Oil spill cleanup tips for yachts
In the wake of what could be the largest oil spill in US history, leading yacht paint manufacturers Interlux and Awlgrip offer boaters in the impacted areas the following tips to help clean contaminated boats. The surface of an antifouling paint that has become contaminated with oil can become “blocked” i.e preventing the biocide from being released, which subsequently leads to premature fouling. It will also result in a contaminated layer that will make adhesion of new antifouling applications difficult.
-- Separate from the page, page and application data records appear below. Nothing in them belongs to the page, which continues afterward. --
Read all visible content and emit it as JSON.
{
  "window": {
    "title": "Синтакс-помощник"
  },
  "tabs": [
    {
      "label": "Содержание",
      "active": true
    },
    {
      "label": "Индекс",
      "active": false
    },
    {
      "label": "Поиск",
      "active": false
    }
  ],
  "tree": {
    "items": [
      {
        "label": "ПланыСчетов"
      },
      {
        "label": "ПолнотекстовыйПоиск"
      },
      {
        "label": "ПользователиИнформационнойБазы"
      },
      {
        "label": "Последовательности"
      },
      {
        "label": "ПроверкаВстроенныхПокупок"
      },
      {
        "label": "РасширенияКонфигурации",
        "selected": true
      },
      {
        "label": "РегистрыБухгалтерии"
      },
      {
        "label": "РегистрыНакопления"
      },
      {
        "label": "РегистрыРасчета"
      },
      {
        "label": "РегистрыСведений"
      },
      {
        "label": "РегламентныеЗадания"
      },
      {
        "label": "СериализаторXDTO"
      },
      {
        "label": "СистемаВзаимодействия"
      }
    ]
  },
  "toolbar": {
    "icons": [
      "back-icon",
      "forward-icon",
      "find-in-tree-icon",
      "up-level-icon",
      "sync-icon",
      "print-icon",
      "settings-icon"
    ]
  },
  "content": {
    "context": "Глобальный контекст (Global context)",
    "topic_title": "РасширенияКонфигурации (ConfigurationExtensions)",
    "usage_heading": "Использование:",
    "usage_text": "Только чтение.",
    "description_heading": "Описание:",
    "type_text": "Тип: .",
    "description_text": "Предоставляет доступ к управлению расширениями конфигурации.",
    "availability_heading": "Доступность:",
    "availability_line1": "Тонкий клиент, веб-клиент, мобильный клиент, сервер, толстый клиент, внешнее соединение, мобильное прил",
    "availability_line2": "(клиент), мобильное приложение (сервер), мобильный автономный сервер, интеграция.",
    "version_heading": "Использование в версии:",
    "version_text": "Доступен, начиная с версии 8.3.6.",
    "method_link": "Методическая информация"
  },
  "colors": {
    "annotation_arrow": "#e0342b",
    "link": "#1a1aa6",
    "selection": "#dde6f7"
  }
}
Cleaning of contaminated antifouling surfaces:
For hard polishing and ablative antifouling paints that have been heavily contaminated the best method to use when treating the bottom is to use a paint-stripper such as Interstrip 299e to remove all the pollution and the paint, then scrub the substrate using Fiberglass Surface Prep YMA601 and a coarse Scotch-Brite pad. Rinse with fresh water. Repeat until the surface is clean (when the water cascades off of the surface with no beading or separating). Allow the surface to dry thoroughly prior to re-painting. The same process is recommended on metal boats however to avoid corrosion the metal substrate should be prepared by grinding or blasting after the cleaning process and prior to priming. To aid adhesion apply InterProtect 2000E primer per label instructions.
Sanding or sand blasting a surface that still has oil on it may drive the oil into the surface and cause a loss of adhesion of the subsequent coats. If the coating of oil is light, powerwash and then use a household detergent with water to scrub off any pollution. Then scrub using Fiberglass Surface Prep YMA601 and a coarse Scotch-Brite pad and rinse thoroughly with fresh water. Let dry prior to re-painting. Polishing paints such as Micron Technology, may be re-launched without painting assuming the film thickness of remaining paint is adequate (2-3 mils dry after scrubbing) & the next application is scheduled within 5 months.
Cleaning of contaminated topcoat surfaces:
Contaminated topcoats should be cleaned as soon as practically possible to minimize the damaging effects of the crude. If the surface of a topcoat is contaminated with crude oil, staining and possible degradation of the topcoat may result from the acidic nature of the contaminant. The recommendations below apply to Awlgrip®, Awlcraft® 2000 and Interlux® Perfection topcoats. If there is any doubt of the type of surface in question always test a small area first.
In the case of heavy contamination, the material may be a thick, sticky tar-like material due to its exposure to the elements. It is recommended that these surfaces first be cleared by wipe down with T0016, T0170 or Mineral Spirits followed by power washing, and then cleaned with Awlwash® at a 4 oz/gallon level (or household liquid detergents such as Dawn). The detergent washing step of the cleaning process must be done in manageable areas. Each area should be then be thoroughly rinsed with plenty of clean water before moving on to the next. DO NOT allow detergent solutions to dry on the surface. Hulls exhibiting ‘sheen’ contamination may be cleaned with the regular concentration levels of Awlwash, though they too may benefit from a prewash wipe down with T0016, T0170 or Mineral Spirits to loosen the film.
In both cases, it is recommended that the newly cleaned surface be protected from further contamination with application of Awlcare®.
In all cases:
Contaminated waste water should be collected per local marina guidelines, local authority regulations and/or Clean Water Act requirements. Collecting the water and the emulsified crude will prevent spreading of contamination. Crude and solvent contaminated wipes must also be disposed of in a responsible manner.
Interlux Technical Service
+1 800 468 7589
Awlgrip Technical Service
+1 888 355 3090